If its more than 25
years covering design, development and marketing with every form of
mail software from MUA to mid ware to hosting, then by gawd, I don't
know anything and you are far better than me.
If you've worked in this field for 25 years and still don't understand
layering, maybe you should try working on something simpler.
I ask the QUESTION hopefully to get an intelligent discussion going
You seem to think that an intelligent discussion is one that reinforces
your presumptions, and that being told that your presumptions are wrong
is an inherent sign of a lack of intelligence. Maybe you should re-
evaluate your idea of what intelligence is.
If you want to build an SMTP server that does filtering - knock yourself
out. If you want to standardize such a practice, you need to explain
why your approach will actually solve the problem when applied on a
large scale, and do so with less complexity/cost than other approaches,
and why it makes sense in the long term rather than just as a short-term
Why, after all, is this SMTP's problem? Why isn't it the OS vendor's
responsibility to build systems that are not easily compromised? Why
isn't it the application vendor's responsibility to build application
data formats that cannot convey viruses? Why isn't it the user's
responsibility to choose OSes and apps that are safe, or to avoid
launching apps on questionable data that was received from over the net?
It might be that things work best when there is a balance of
responsibility, when each party makes a reasonable effort to keep from
contributing to the problem. It's reasonable for operating systems to
have "permissions" including "execute permission" that is not set by
default whenever a file is created. It's reasonable for applications to
expect that they will be exposed to data created by malicious parties
and to be constructed to avoid causing harm to the host system and data
when that happens. And it's reasonable to expect users to take some
care in what OS and apps they install on their system and what they
do with data that they receive from questionable sources. It's probably
reasonable to expect SMTP to keep better track of where messages came
from and who sent them (for some meaning of "where" and "who").
What is probably not reasonable is to expect an unrelated part of the
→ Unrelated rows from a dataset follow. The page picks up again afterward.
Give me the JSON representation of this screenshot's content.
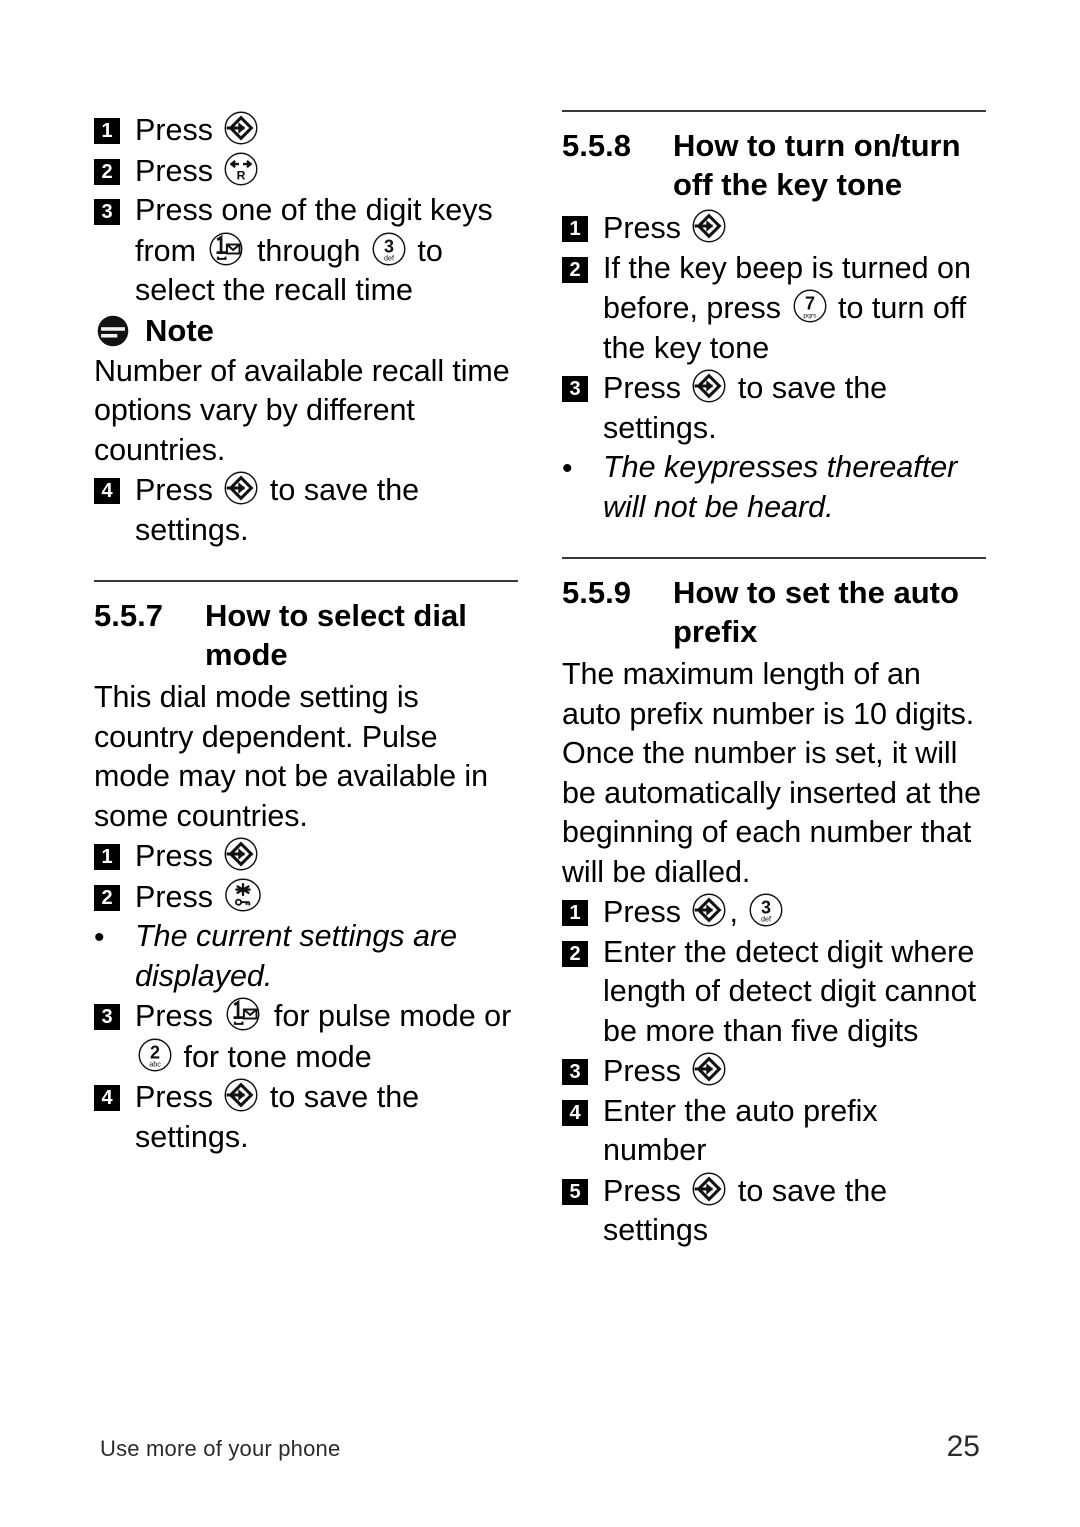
{
  "document": {
    "footer_text": "Use more of your phone",
    "page_number": "25"
  },
  "icons": {
    "menu_key": "menu-select-key-icon",
    "recall_key": "recall-r-key-icon",
    "key_1": "digit-1-voicemail-key-icon",
    "key_2": "digit-2-abc-key-icon",
    "key_3": "digit-3-def-key-icon",
    "key_7": "digit-7-pqrs-key-icon",
    "star_key": "star-keylock-key-icon",
    "note": "note-icon"
  },
  "left_column": {
    "steps_top": [
      {
        "num": "1",
        "pre": "Press ",
        "post": ""
      },
      {
        "num": "2",
        "pre": "Press ",
        "post": ""
      },
      {
        "num": "3",
        "pre": "Press one of the digit keys from ",
        "mid": " through ",
        "post": " to select the recall time"
      }
    ],
    "note": {
      "title": "Note",
      "body": "Number of available recall time options vary by different countries."
    },
    "step4": {
      "num": "4",
      "pre": "Press ",
      "post": " to save the settings."
    },
    "section": {
      "number": "5.5.7",
      "title": "How to select dial mode",
      "intro": "This dial mode setting is country dependent.  Pulse mode may not be available in some countries.",
      "steps": [
        {
          "num": "1",
          "pre": "Press ",
          "post": ""
        },
        {
          "num": "2",
          "pre": "Press ",
          "post": ""
        }
      ],
      "bullet": "The current settings are displayed.",
      "step3": {
        "num": "3",
        "pre": "Press ",
        "mid": " for pulse mode or ",
        "post": " for tone mode"
      },
      "step4": {
        "num": "4",
        "pre": "Press ",
        "post": " to save the settings."
      }
    }
  },
  "right_column": {
    "section558": {
      "number": "5.5.8",
      "title": "How to turn on/turn off the key tone",
      "step1": {
        "num": "1",
        "pre": "Press ",
        "post": ""
      },
      "step2": {
        "num": "2",
        "pre": "If the key beep is turned on before, press ",
        "post": " to turn off the key tone"
      },
      "step3": {
        "num": "3",
        "pre": "Press ",
        "post": " to save the settings."
      },
      "bullet": "The keypresses thereafter will not be heard."
    },
    "section559": {
      "number": "5.5.9",
      "title": "How to set the auto prefix",
      "intro": "The maximum length of an auto prefix number is 10 digits. Once the number is set, it will be automatically inserted at the beginning of each number that will be dialled.",
      "step1": {
        "num": "1",
        "pre": "Press ",
        "mid": ", ",
        "post": ""
      },
      "step2": {
        "num": "2",
        "text": "Enter the detect digit where length of detect digit cannot be more than five digits"
      },
      "step3": {
        "num": "3",
        "pre": "Press ",
        "post": ""
      },
      "step4": {
        "num": "4",
        "text": "Enter the auto prefix number"
      },
      "step5": {
        "num": "5",
        "pre": "Press ",
        "post": " to save the settings"
      }
    }
  }
}
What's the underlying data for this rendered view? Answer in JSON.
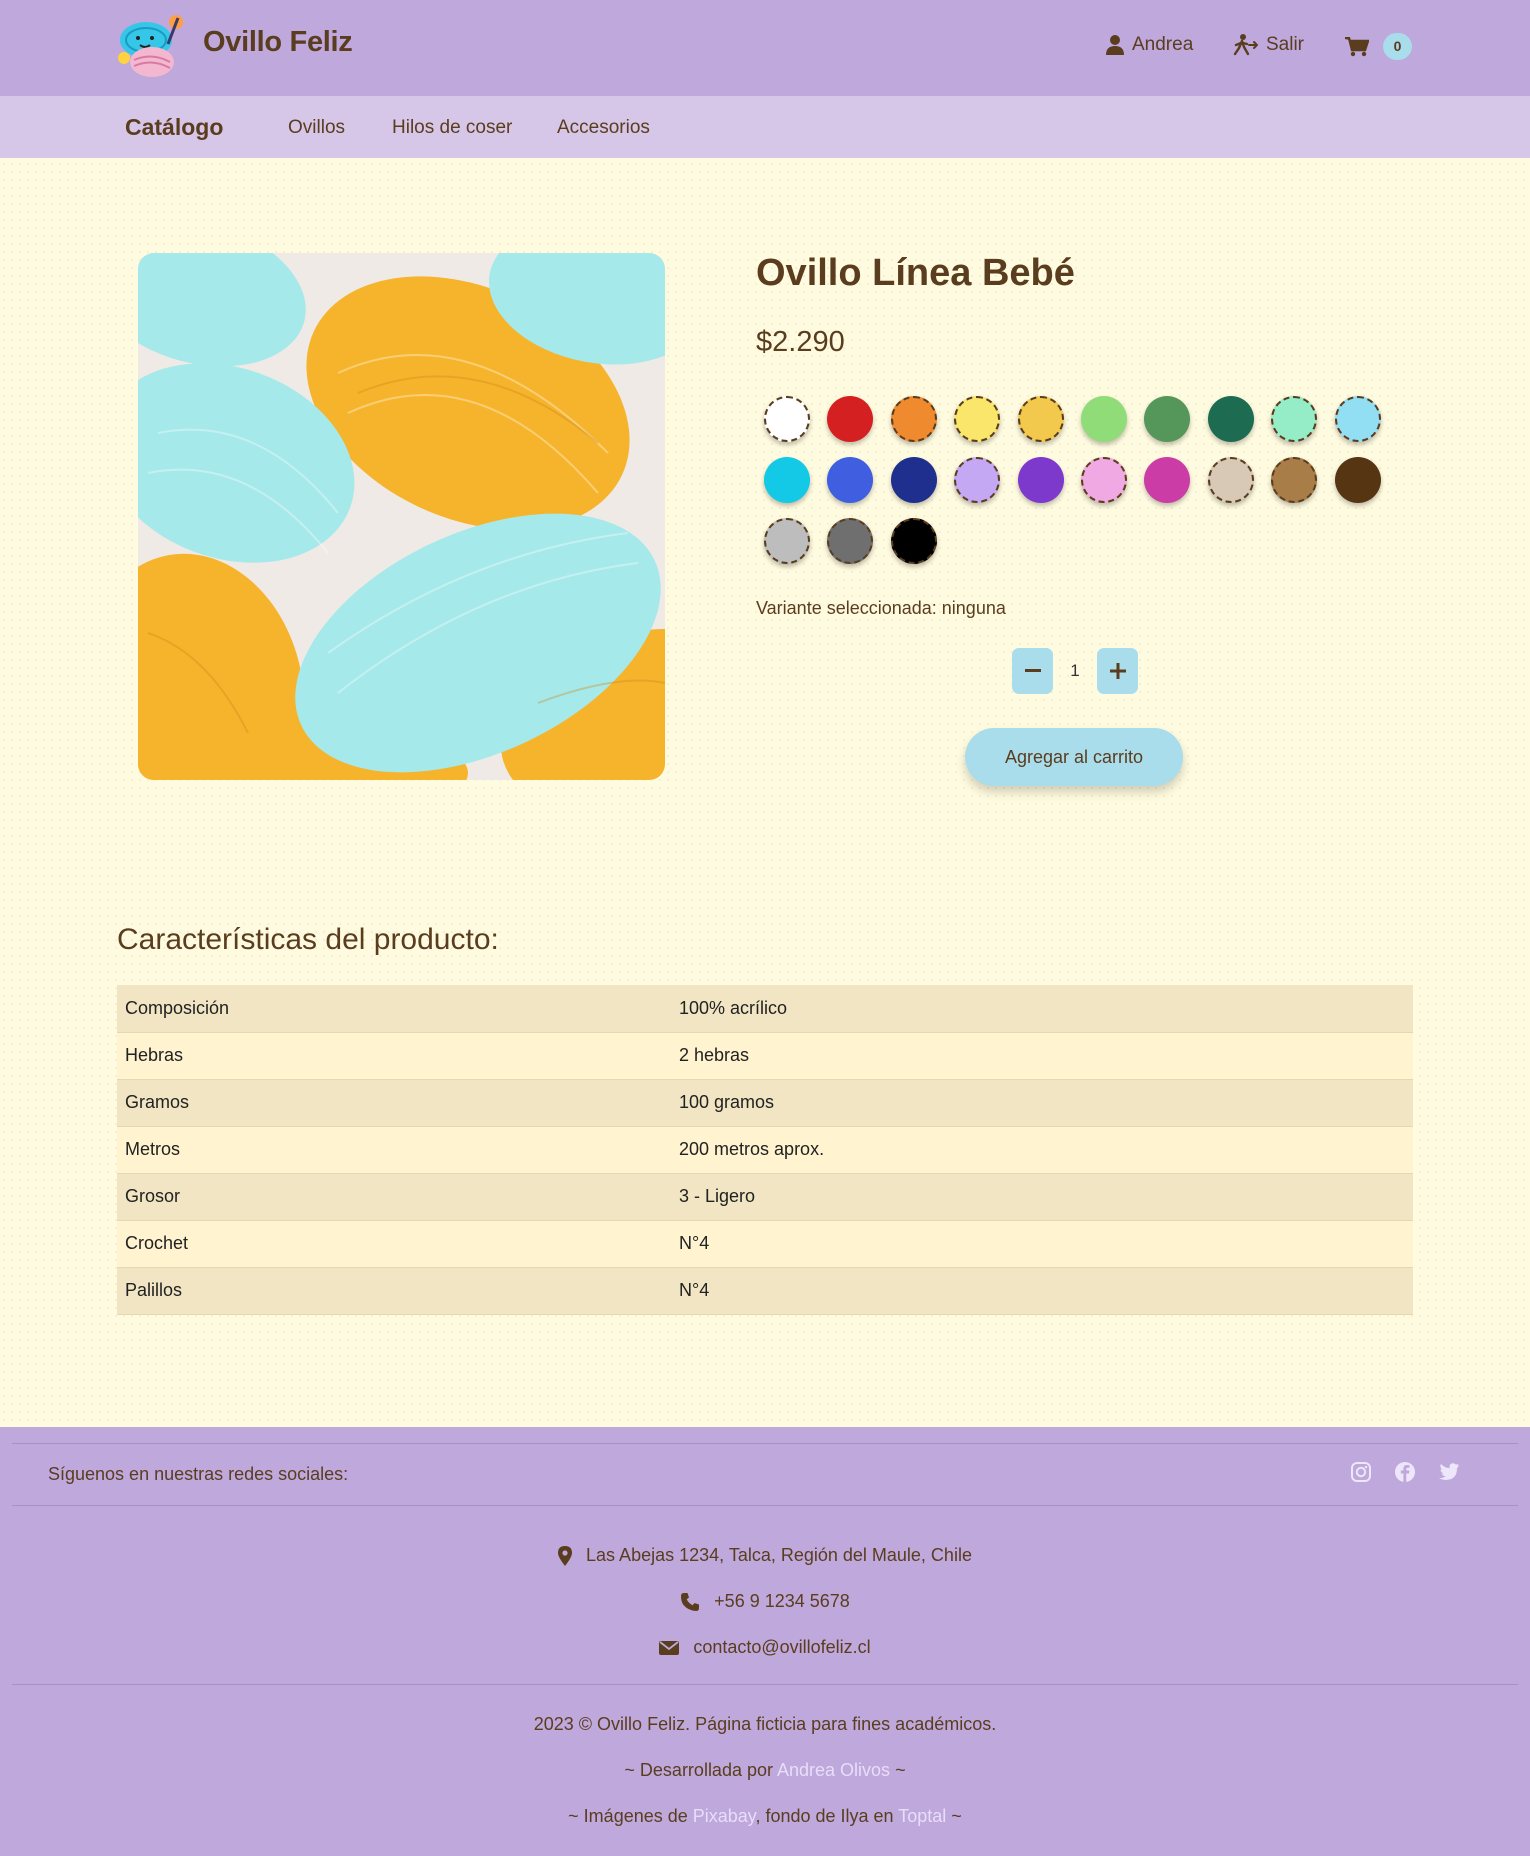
{
  "header": {
    "brand": "Ovillo Feliz",
    "user_name": "Andrea",
    "logout_label": "Salir",
    "cart_count": "0"
  },
  "nav": {
    "title": "Catálogo",
    "links": [
      "Ovillos",
      "Hilos de coser",
      "Accesorios"
    ]
  },
  "product": {
    "title": "Ovillo Línea Bebé",
    "price": "$2.290",
    "variant_text": "Variante seleccionada: ninguna",
    "quantity": "1",
    "add_to_cart_label": "Agregar al carrito",
    "swatch_colors": [
      "#ffffff",
      "#d42020",
      "#f08a2e",
      "#f9e66b",
      "#f2c94c",
      "#8fdc78",
      "#55965a",
      "#1d6c52",
      "#94edc6",
      "#92dff3",
      "#14c9e6",
      "#3f5fe0",
      "#1f2f8e",
      "#c4a8f4",
      "#7d38cc",
      "#f1a9e3",
      "#cc3ca6",
      "#d8c9b6",
      "#a87d48",
      "#553512",
      "#bdbdbd",
      "#6f6f6f",
      "#000000"
    ],
    "image_palette": {
      "turquoise": "#a6e9ea",
      "yellow": "#f6b42c"
    }
  },
  "characteristics": {
    "heading": "Características del producto:",
    "rows": [
      {
        "key": "Composición",
        "value": "100% acrílico"
      },
      {
        "key": "Hebras",
        "value": "2 hebras"
      },
      {
        "key": "Gramos",
        "value": "100 gramos"
      },
      {
        "key": "Metros",
        "value": "200 metros aprox."
      },
      {
        "key": "Grosor",
        "value": "3 - Ligero"
      },
      {
        "key": "Crochet",
        "value": "N°4"
      },
      {
        "key": "Palillos",
        "value": "N°4"
      }
    ]
  },
  "footer": {
    "social_label": "Síguenos en nuestras redes sociales:",
    "social_icons": [
      "instagram-icon",
      "facebook-icon",
      "twitter-icon"
    ],
    "address": "Las Abejas 1234, Talca, Región del Maule, Chile",
    "phone": "+56 9 1234 5678",
    "email": "contacto@ovillofeliz.cl",
    "copyright": "2023 © Ovillo Feliz. Página ficticia para fines académicos.",
    "dev_prefix": "~ Desarrollada por ",
    "dev_name": "Andrea Olivos",
    "dev_suffix": " ~",
    "img_prefix": "~ Imágenes de ",
    "img_source": "Pixabay",
    "img_middle": ", fondo de Ilya en ",
    "bg_source": "Toptal",
    "img_suffix": " ~"
  },
  "colors": {
    "header_bg": "#bea8dc",
    "nav_bg": "#d6c6e8",
    "page_bg": "#fffbe0",
    "accent": "#a9ddeb",
    "text": "#5a3d1e"
  }
}
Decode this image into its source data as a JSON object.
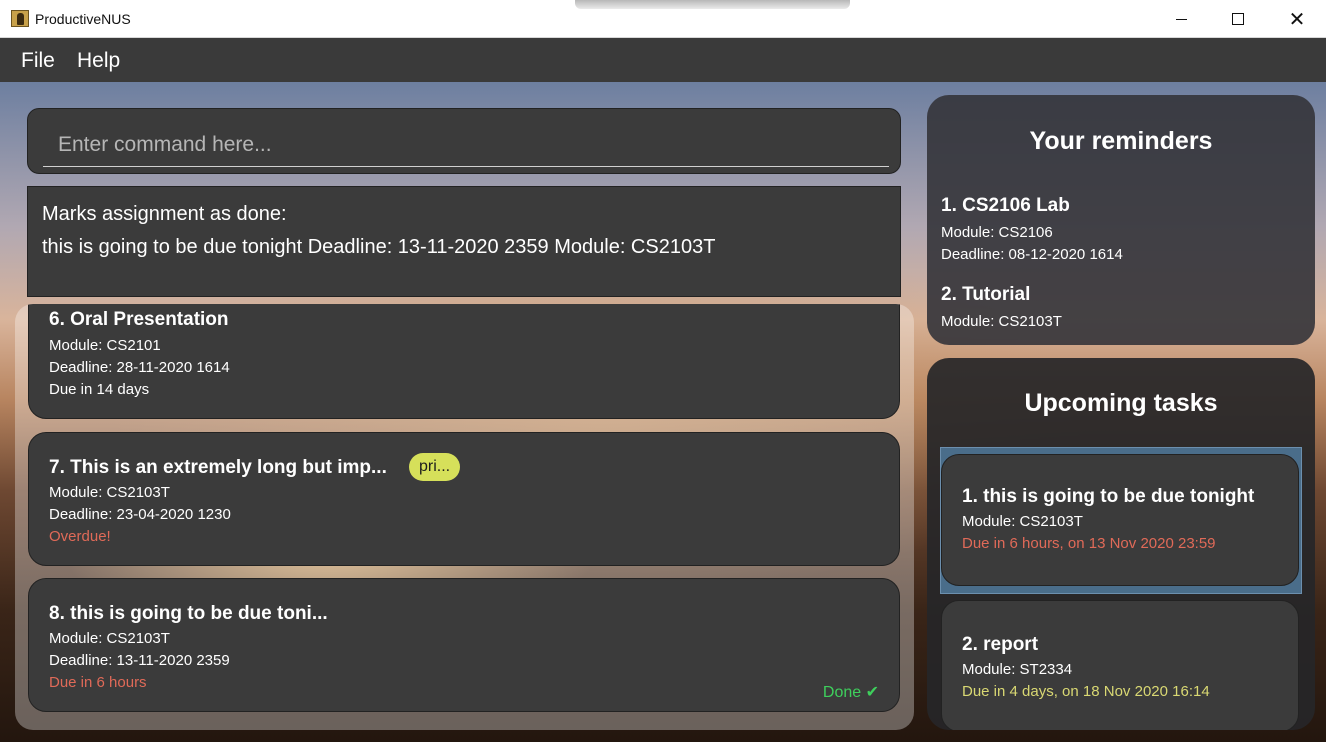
{
  "window": {
    "title": "ProductiveNUS"
  },
  "menu": {
    "file": "File",
    "help": "Help"
  },
  "command": {
    "placeholder": "Enter command here..."
  },
  "result": {
    "line1": "Marks assignment as done:",
    "line2": "this is going to be due tonight Deadline: 13-11-2020 2359 Module: CS2103T"
  },
  "tasks": [
    {
      "title": "6.  Oral Presentation",
      "module": "Module: CS2101",
      "deadline": "Deadline: 28-11-2020 1614",
      "status": "Due in 14 days"
    },
    {
      "title": "7.  This is an extremely long but imp...",
      "tag": "pri...",
      "module": "Module: CS2103T",
      "deadline": "Deadline: 23-04-2020 1230",
      "status": "Overdue!"
    },
    {
      "title": "8.  this is going to be due toni...",
      "module": "Module: CS2103T",
      "deadline": "Deadline: 13-11-2020 2359",
      "status": "Due in 6 hours",
      "done": "Done ✔"
    }
  ],
  "reminders": {
    "title": "Your reminders",
    "items": [
      {
        "title": "1.  CS2106 Lab",
        "module": "Module: CS2106",
        "deadline": "Deadline: 08-12-2020 1614"
      },
      {
        "title": "2.  Tutorial",
        "module": "Module: CS2103T"
      }
    ]
  },
  "upcoming": {
    "title": "Upcoming tasks",
    "items": [
      {
        "title": "1.  this is going to be due tonight",
        "module": "Module: CS2103T",
        "due": "Due in 6 hours, on 13 Nov 2020 23:59"
      },
      {
        "title": "2.  report",
        "module": "Module: ST2334",
        "due": "Due in 4 days, on 18 Nov 2020 16:14"
      }
    ]
  },
  "colors": {
    "panel": "#3b3b3b",
    "overdue_red": "#e06a58",
    "done_green": "#3ecf5c",
    "soon_yellow": "#d9d873",
    "tag_yellow": "#d6e05a",
    "selected_blue": "#4a6d8a"
  }
}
system - like SMTP - to be smarter about applications and their data
formats than the parts of the system that deal directly with these
Keith, with all due respect, you seem to have a fundamental flawed
premise about new IETF participants having little experience and
young, I am not making that up. You said it yourself in a 2001
Well, you're taking that message out of context. But if that shoe fits,
Maybe you should reread the response to your message:
For every clueful newbie who knows what he is talking about, knows the
limitations of his own experience, and just doesn't speak the same
language as more experienced IETFers, there are ten newbies who think
that the whole Internet works just like the tiny portion that they've
seen, and that other's experience is either irrelevant or a sign of
Every organization or group of people, to be successful, has to figure
out how to filter out people who work against it. Some of them have
formal entrance barriers, some of them have other means.
People who have been around here for awhile have learned to figure out
which newbies have the potential to make constructive contributions
(because they can learn from the experience of others, integrate it with
their own, and express the result in terms that make sense to others)
and which ones aren't likely to be able to do anything but get in the
If I had to say it myself, the response pretty much says it all.
All this started with a simple pertinent question!
And you got a pertinent answer. You just didn't want to recognize it as
He not busy being born, is busy dying. - Bob Dylan